## Your instructions
List, from the lines below, each one with "activity" in it.

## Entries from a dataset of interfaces
◇ ◇ ◇ ◇ ◇ ◇ ◇

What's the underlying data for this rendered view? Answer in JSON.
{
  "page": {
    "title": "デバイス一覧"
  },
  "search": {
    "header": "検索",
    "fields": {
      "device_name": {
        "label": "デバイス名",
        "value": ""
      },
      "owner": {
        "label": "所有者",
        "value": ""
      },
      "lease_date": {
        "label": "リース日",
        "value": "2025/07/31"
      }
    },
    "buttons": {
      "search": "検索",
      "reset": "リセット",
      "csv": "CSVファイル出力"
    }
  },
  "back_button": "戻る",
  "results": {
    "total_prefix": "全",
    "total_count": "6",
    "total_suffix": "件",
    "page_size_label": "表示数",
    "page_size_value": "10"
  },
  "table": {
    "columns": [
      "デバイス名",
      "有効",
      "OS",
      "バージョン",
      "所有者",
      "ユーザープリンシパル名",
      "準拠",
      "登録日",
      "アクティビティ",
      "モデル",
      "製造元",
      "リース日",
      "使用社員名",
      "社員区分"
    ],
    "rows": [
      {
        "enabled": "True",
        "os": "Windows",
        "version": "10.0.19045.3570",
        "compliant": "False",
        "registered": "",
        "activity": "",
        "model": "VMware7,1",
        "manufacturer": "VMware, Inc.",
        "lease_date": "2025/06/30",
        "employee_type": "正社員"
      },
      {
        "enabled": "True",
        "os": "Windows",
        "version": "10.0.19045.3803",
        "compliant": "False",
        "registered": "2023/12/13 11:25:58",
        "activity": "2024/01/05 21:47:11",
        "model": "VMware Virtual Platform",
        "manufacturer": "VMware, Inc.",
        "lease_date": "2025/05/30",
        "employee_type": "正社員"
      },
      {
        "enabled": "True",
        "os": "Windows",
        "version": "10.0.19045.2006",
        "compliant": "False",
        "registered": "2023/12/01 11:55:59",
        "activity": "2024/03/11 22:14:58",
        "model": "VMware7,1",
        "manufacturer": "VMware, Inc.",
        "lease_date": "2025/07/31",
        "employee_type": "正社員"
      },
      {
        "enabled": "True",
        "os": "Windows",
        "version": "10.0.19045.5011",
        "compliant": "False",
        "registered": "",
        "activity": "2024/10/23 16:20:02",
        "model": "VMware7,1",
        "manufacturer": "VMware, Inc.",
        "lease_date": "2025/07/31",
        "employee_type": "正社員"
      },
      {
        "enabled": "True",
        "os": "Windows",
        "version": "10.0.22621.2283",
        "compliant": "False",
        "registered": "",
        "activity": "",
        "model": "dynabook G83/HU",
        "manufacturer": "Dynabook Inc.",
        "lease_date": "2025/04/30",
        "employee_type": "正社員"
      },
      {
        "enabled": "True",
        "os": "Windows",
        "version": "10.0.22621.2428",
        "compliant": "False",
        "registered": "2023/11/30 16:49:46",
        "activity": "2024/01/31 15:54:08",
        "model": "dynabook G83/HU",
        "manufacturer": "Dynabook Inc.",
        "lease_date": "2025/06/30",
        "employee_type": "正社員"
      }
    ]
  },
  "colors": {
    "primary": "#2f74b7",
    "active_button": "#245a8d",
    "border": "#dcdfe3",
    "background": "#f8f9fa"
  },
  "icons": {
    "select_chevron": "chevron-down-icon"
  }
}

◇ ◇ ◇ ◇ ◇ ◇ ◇

## Answer to the exercise
        "activity": "",
        "activity": "2024/01/05 21:47:11",
        "activity": "2024/03/11 22:14:58",
        "activity": "2024/10/23 16:20:02",
        "activity": "",
        "activity": "2024/01/31 15:54:08",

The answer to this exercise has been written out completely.